A university education isn’t the only way to get started in chemistry. Charlotte Ashley-Roberts discusses the advantages of learning on the job with an apprenticeship
: My son is in his final year at college and is considering his options. He’s interested in chemistry and is looking at universities but we’re both concerned about the issue of university fees. Are there any other options for him to think about?
A: Chemistry is a universal currency, opening doors into a world of careers as it not only shows a scientific ability, but it also shows an enquiring mind with logical thought processes. University isn’t the only route into a chemistry career and there are many other options open to your son. The first one which springs to my mind is to look at apprenticeships. They are available in all sectors and industries and a quick look online will show you that for chemistry there are positions in nuclear, food, ceramics, manufacturing as well as laboratory and science technician posts. There are also some companies who have apprenticeship schemes in chemistry roles. AstraZeneca, BAE Systems and Unilever all operate such schemes, so it’s well worth taking a look at these.
Earn while you learn
Most apprenticeships involve working and studying at the same time, which brings obvious benefits such as being paid immediately and starting to gain that valuable work experience. But it also brings challenges, such as finding the time to fit in study and getting your work-life balance in the right place. On average, an apprenticeship takes between one and four years to complete, depending on the level you go for and the amount of time you have to study.
There are three general categories of apprenticeship:

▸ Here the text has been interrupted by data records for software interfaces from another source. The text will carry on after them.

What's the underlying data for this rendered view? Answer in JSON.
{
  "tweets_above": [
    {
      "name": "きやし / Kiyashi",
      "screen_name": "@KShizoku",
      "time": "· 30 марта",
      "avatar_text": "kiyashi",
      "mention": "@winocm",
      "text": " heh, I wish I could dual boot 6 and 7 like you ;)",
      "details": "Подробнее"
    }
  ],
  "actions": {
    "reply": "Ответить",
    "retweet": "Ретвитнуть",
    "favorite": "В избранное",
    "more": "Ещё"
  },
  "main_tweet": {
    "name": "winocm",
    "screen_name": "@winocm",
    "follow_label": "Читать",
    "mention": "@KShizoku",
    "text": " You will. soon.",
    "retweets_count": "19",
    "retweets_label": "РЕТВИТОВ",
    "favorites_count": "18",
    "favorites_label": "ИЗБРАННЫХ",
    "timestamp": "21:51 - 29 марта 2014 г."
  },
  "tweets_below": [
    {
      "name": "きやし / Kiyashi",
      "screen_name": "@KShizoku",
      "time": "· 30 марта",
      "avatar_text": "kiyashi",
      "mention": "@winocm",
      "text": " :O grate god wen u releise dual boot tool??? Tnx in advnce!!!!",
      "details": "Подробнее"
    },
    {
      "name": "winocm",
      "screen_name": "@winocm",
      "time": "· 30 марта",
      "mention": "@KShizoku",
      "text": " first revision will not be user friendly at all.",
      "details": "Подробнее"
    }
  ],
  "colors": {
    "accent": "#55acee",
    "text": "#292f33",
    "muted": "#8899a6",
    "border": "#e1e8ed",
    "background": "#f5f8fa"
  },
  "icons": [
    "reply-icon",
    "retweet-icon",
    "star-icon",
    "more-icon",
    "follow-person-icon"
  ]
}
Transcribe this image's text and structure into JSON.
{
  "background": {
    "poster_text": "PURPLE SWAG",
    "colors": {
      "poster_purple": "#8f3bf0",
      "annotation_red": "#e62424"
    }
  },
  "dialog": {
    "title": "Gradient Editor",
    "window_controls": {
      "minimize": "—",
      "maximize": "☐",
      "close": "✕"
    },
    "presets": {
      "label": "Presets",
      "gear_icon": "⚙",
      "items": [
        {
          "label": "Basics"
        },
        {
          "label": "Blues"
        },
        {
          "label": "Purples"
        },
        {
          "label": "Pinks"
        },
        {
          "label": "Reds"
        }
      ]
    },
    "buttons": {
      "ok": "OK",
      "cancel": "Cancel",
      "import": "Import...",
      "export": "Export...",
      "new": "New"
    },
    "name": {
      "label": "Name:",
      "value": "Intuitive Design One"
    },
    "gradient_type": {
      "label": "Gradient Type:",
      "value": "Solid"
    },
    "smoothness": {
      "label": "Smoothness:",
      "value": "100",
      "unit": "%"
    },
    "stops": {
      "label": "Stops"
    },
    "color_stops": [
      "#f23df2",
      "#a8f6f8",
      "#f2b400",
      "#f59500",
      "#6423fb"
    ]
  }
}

- Intermediate apprenticeships (equivalent to five good GCSE passes)
- Advanced level apprenticeships (equivalent to two A level passes)
- Higher apprenticeships (lead to qualifications at NVQ level 4 or, in some cases, a foundation degree)
From what you have told me in your e-mail, I imagine that your son will be looking at a higher apprenticeship. Any qualifications gained as an apprentice can help your son get to university at a later stage in his life, if he wishes to go in the future. If he did want to go to university, some employers will help to pay for a degree later on, but this would mean more part-time study.
If he didn’t want to look at apprenticeships he could look at entry level roles, those that don’t require a qualification to begin with and, again, some employers will even pay for an employee’s education, although most will require a contract to be signed or for the employee to have worked for a little while at the company before they get started. Additionally, if he chooses not to go on and do any further study he may find that he gets training opportunities within the role and as he gains more experience he may be eligible for positions of more responsibility, either within the company or outside it.
Consider your options
There are other options of course, but from your e-mail I think it is also worth taking a moment to address the issue of university fees. Going to university may provide him with different challenges and benefits, so you shouldn’t dismiss this option. Many universities have bursaries and scholarships for those students who will struggle financially to attend university. There is also the National Scholarship Programme which helps students whose family income is less than ?25,000 a year. Finally, there are trusts and charities that can help. You or your son can find out more through the Educational Grants Advisory Service.
Having a degree can be useful for some jobs but of course it is not essential for all. I would encourage him to think about the kinds of jobs he would like and see what kind of qualifications he needs to get into them; this might help him with his decision.
Whichever route he chooses to take, it is important to take the best one for him, and to recognise that this may change over time. He will need to review his situation at certain points but that is all part of professional development, and it certainly won’t hurt to start thinking about that, even at this early stage.